KUALA LUMPUR - A CREW member of Malaysia Airlines flight MH370 made a desperate call from his mobile phone as the plane was flying low near Penang, the morning it went missing.
The latest breakthrough in the ongoing criminal investigation traced the source of the call to co-pilot Fariq Abdul Hamid's phone.
The New Straits Times has learnt that investigators are poring over this discovery as they try to piece together what had happened moments before the Boeing 777-22ER twinjet went off the radar, some 200 nautical miles (320km) northwest of Penang on March 8.

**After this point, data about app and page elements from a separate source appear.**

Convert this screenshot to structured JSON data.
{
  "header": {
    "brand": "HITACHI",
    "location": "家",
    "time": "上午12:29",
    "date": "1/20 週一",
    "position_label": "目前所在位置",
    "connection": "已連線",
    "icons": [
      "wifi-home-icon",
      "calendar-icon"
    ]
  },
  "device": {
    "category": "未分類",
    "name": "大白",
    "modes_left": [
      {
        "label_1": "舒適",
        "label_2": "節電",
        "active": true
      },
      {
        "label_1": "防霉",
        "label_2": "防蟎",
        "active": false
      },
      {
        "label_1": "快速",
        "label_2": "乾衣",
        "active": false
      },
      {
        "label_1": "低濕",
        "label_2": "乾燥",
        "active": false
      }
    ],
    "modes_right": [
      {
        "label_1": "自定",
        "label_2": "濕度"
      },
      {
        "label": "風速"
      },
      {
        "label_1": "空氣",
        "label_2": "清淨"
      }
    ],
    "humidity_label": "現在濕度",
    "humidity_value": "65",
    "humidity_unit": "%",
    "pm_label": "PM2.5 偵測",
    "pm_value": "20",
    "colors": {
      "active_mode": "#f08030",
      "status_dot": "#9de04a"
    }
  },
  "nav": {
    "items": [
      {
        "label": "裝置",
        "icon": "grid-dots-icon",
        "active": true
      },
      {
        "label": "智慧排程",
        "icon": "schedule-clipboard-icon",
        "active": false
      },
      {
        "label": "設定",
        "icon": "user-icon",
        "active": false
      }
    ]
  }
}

It is understood that the aircraft with 239 people on board was flying at an altitude low enough for the nearest telecommunications tower to pick up his phone's signal.
His call, however, ended abruptly, but not before contact was established with a telecommunications sub-station in the state.

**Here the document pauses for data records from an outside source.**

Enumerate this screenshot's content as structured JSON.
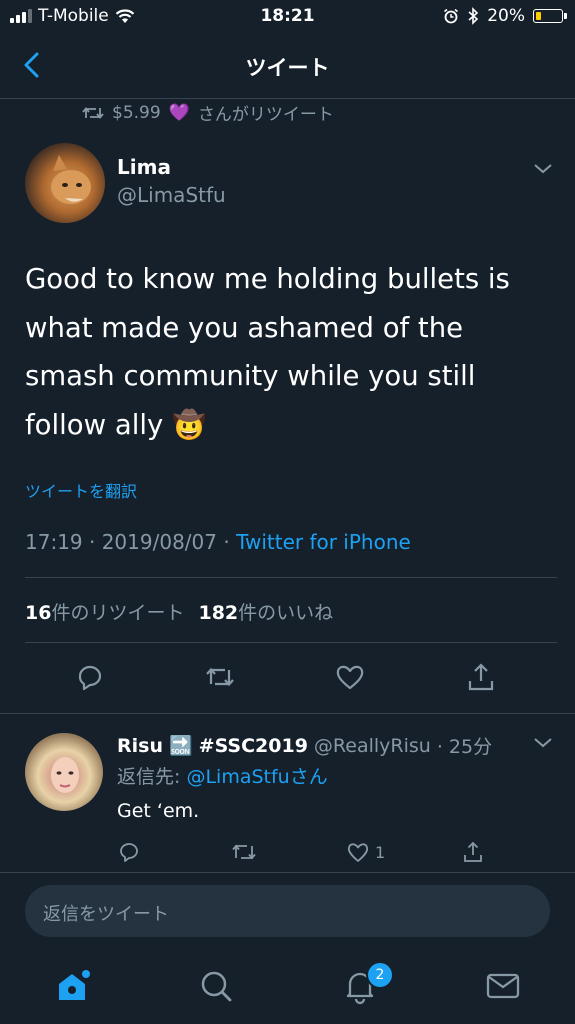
{
  "status_bar": {
    "carrier": "T-Mobile",
    "time": "18:21",
    "battery": "20%",
    "battery_level": 0.2,
    "icons": [
      "signal-icon",
      "wifi-icon",
      "alarm-icon",
      "bluetooth-icon",
      "battery-icon"
    ]
  },
  "nav": {
    "title": "ツイート",
    "back_icon": "chevron-left-icon"
  },
  "retweet_notice": {
    "prefix": "$5.99",
    "emoji": "💜",
    "suffix": "さんがリツイート"
  },
  "tweet": {
    "author_name": "Lima",
    "author_handle": "@LimaStfu",
    "text": "Good to know me holding bullets is what made you ashamed of the smash community while you still follow ally 🤠",
    "translate_label": "ツイートを翻訳",
    "timestamp": "17:19 · 2019/08/07 · ",
    "source": "Twitter for iPhone",
    "retweet_count": "16",
    "retweet_label": "件のリツイート",
    "like_count": "182",
    "like_label": "件のいいね"
  },
  "reply": {
    "author_name": "Risu",
    "emoji": "🔜",
    "hashtag": "#SSC2019",
    "handle": "@ReallyRisu",
    "time": "· 25分",
    "reply_to_label": "返信先: ",
    "reply_to_handle": "@LimaStfu",
    "reply_to_suffix": "さん",
    "text": "Get ‘em.",
    "like_count": "1"
  },
  "reply_input": {
    "placeholder": "返信をツイート"
  },
  "tab_bar": {
    "notification_badge": "2"
  },
  "colors": {
    "background": "#15202b",
    "accent": "#1da1f2",
    "muted": "#8899a6",
    "divider": "#38444d"
  }
}
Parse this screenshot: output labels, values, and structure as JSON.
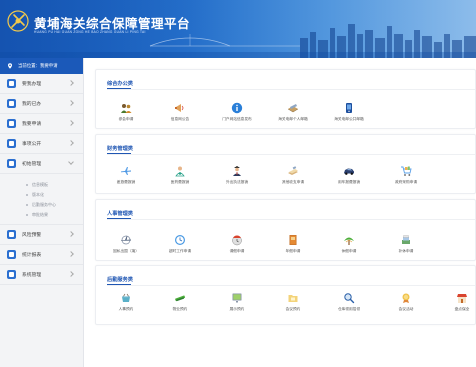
{
  "header": {
    "title": "黄埔海关综合保障管理平台",
    "subtitle": "HUANG PU HAI GUAN ZONG HE BAO ZHANG GUAN LI PING TAI"
  },
  "sidebar": {
    "location": "当前位置：我要申请",
    "items": [
      {
        "label": "要我办理"
      },
      {
        "label": "我的已办"
      },
      {
        "label": "我要申请"
      },
      {
        "label": "事项公开"
      },
      {
        "label": "初始管理"
      },
      {
        "label": "风险预警"
      },
      {
        "label": "统计报表"
      },
      {
        "label": "系统管理"
      }
    ],
    "subitems": [
      "信息模板",
      "版本化",
      "后勤服务中心",
      "审批结果"
    ]
  },
  "sections": [
    {
      "title": "综合办公类",
      "apps": [
        {
          "label": "参会申请",
          "icon": "people-icon"
        },
        {
          "label": "信息网公告",
          "icon": "megaphone-icon"
        },
        {
          "label": "门户网站信息发布",
          "icon": "info-icon"
        },
        {
          "label": "海关电邮个人邮箱",
          "icon": "mail-icon"
        },
        {
          "label": "海关电邮公共邮箱",
          "icon": "phone-icon"
        }
      ]
    },
    {
      "title": "财务管理类",
      "apps": [
        {
          "label": "差旅费报销",
          "icon": "airplane-icon"
        },
        {
          "label": "医药费报销",
          "icon": "medical-icon"
        },
        {
          "label": "外出执法报销",
          "icon": "officer-icon"
        },
        {
          "label": "其他收支申请",
          "icon": "document-icon"
        },
        {
          "label": "用车报费报销",
          "icon": "car-icon"
        },
        {
          "label": "政府采购申请",
          "icon": "cart-icon"
        }
      ]
    },
    {
      "title": "人事管理类",
      "apps": [
        {
          "label": "因私出国（境）",
          "icon": "plane-globe-icon"
        },
        {
          "label": "超时工作申请",
          "icon": "clock-icon"
        },
        {
          "label": "请假申请",
          "icon": "calendar-clock-icon"
        },
        {
          "label": "年假申请",
          "icon": "book-icon"
        },
        {
          "label": "休假申请",
          "icon": "tree-icon"
        },
        {
          "label": "补休申请",
          "icon": "stack-icon"
        }
      ]
    },
    {
      "title": "后勤服务类",
      "apps": [
        {
          "label": "人事预约",
          "icon": "basket-icon"
        },
        {
          "label": "物业预约",
          "icon": "wrench-icon"
        },
        {
          "label": "展示预约",
          "icon": "monitor-icon"
        },
        {
          "label": "会议预约",
          "icon": "folder-icon"
        },
        {
          "label": "仓库领用招领",
          "icon": "magnifier-icon"
        },
        {
          "label": "会议活动",
          "icon": "badge-icon"
        },
        {
          "label": "盘点保全",
          "icon": "shop-icon"
        }
      ]
    }
  ],
  "colors": {
    "brand": "#1b59b9",
    "section_title": "#1f56b3"
  }
}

However, the NST is unable to ascertain who Fariq was trying to call as sources chose not to divulge details of the investigation. The links that police are trying to establish are also unclear.

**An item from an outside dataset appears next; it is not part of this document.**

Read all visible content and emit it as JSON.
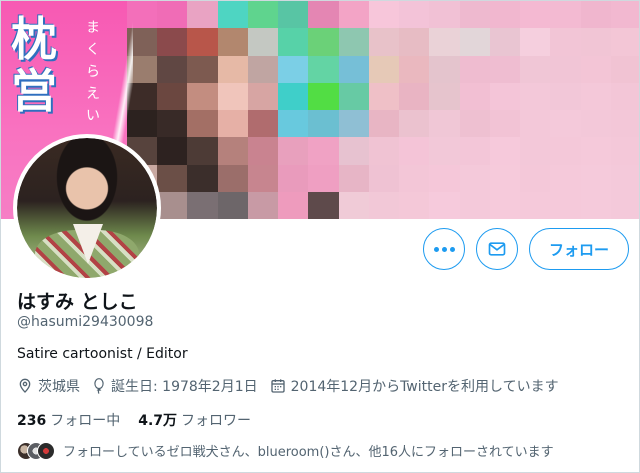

"The telco's (telecommunications company's) tower established the call that he was trying to make. On why the call was cut off, it was likely because the aircraft was fast moving away from the tower and had not come under the coverage of the next one," the sources said.
It was also established that Fariq's last communication through the WhatsApp Messenger application was about 11.30pm on March 7, just before he boarded the aircraft for his six-hour flight to Beijing.
The NST was also told that checks on Fariq's phone history showed that the last person he spoke to was "one of his regular contacts (a number that frequently appears on his outgoing phone logs)".
This call was made no more than two hours before the flight took off at 12.41am from Kuala Lumpur International Airport (KLIA).
A different set of sources close to the investigations told the NST that checks on Fariq's phone showed that connection to the phone had been "detached" before the plane took off.
"This is usually the result of the phone being switched off. At one point, however, when the airplane was airborne, between waypoint Igari and the spot near Penang (just before it went missing from radar), the line was 'reattached'.
"A 'reattachment' does not necessarily mean that a call was made. It can also be the result of the phone being switched on again," the sources said.
The flight, with a crew of 12, was supposed to take off at 12.35am.
The jetliner disappeared from commercial radar about an hour later, while it was flying over the South China Sea. It was supposed to have landed in Beijing at 6.30am the same day.
Experts said it was possible for a mobile phone to be connected to a telecommunications tower at an altitude of 7,000 feet.
An NST exclusive on March 16, quoted investigators as saying that the jetliner had dropped to as low as 5,000 feet after it made the turnback at waypoint Igari in the South China Sea before it crossed Peninsular Malaysia headed towards Penang.
Meanwhile, Fariq's cousin Nursyafiqah Kamarudin, 18, told the NST on Monday that Fariq, who would have turned 28 on April 1, was very close to his mother.
"If Fariq could make one call before the plane disappeared, it would have been to her."